Skift: How else are you using your space that makes travelers excited about coming to the airport?
Day: The biggest thing is coming up. In November we’ll be opening up our brand new 519 room Westin Hotel which is about 200 feet from the edge of our terminal. The space between the hotel and the terminal is an outdoor plaza which is kind of like the one at Munich Airport. We are seeing that as an urban space at the airport where we plan to have concerts and art exhibits and car shows and all sorts of events. We see this as a great opportunity to bring people to the airport from downtown who aren’t even flying to have an experience, spend a little money and then take the train back into town, which will be starting next April.
Skift: Denver is one of the fastest growing metropolitan areas in the U.S. How are you keeping up with that growth and demand?
Day: We are so fortunate to have an airport that sits on 53 square miles of land. You could take LAX, Chicago O’Hare, Dallas/Fort Worth and Hartsfield-Jackson in Atlanta and put them in our property and you’d still have land leftover. We have a huge area and today we have six runways and have the land to grow to 12 runways and to double our terminal facilities, concourse and parking. We have a luxury to grow at a very low incremental cost when you compare us to airports on the coast so growth for us is cost effective. We also have the third strongest domestic network in this country and you can get to 160 cities in the U.S. nonstop from Denver.
Skift: How do you showcase your own brand while also showcasing the airlines and vendors that use your facility?
Day: Our social media I think has really helped to differentiate us from other airports and from our vendors. We use social media to talk about the conspiracy theories about our airport that are honestly part of our brand and people have liked that humor.
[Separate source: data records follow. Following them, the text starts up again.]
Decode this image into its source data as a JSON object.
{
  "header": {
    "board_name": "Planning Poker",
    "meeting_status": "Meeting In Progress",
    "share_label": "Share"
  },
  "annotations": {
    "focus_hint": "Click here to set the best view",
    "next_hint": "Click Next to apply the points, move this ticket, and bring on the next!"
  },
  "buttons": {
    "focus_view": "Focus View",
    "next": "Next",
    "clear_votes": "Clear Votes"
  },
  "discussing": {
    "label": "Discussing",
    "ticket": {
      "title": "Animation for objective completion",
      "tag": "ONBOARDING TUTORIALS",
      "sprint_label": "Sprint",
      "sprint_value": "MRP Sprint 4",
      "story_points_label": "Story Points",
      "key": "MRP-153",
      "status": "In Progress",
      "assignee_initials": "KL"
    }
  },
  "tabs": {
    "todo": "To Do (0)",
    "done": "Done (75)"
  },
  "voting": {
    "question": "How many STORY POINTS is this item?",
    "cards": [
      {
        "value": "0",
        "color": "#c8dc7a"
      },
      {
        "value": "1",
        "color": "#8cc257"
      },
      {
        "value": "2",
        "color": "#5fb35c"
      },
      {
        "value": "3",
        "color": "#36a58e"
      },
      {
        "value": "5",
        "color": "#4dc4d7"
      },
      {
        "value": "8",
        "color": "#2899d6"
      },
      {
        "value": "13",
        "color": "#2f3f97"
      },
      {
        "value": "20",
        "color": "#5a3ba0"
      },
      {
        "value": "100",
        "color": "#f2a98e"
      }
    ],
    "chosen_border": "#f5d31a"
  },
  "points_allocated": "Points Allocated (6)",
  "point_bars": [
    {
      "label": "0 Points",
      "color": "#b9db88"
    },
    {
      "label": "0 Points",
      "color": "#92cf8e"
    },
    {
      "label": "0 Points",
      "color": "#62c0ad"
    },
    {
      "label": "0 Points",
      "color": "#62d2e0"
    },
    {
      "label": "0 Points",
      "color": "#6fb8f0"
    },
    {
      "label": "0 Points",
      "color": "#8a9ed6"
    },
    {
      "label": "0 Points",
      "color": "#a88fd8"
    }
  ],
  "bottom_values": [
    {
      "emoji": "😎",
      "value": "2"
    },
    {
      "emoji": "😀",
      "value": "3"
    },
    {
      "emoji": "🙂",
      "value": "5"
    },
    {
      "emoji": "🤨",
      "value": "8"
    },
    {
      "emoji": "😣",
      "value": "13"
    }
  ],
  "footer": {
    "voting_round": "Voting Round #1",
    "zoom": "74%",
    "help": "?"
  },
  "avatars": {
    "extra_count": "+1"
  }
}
These include alien testing and a new world order existing under our airport, you name it and it’s out there because when our airport was built it was kind of out in the middle of nowhere.
This is part of what we’ve become known for so instead of being serious all the time we’re using the conspiracy theories to help tell our story so that we seem more authentic and real to passengers. It’s really difficult for airlines with multiple terminals to have a unifying story but we don’t have multiple terminals. We have a single terminal that you come to and then go off to the different concourses and that’s a huge advantage for us in terms of establishing a brand. But I do think an airport like Munich which has two terminals has a really strong brand but those terminals are not airline branded. It just takes a little more effort with more than one terminal.
We realize that our story won’t make a difference whether someone chooses to connect through us but we do know that if we give our passengers a fun and productive experience they will use us as their connecting airport.
See the complete list of speakers and topics at the Skift Global Forum.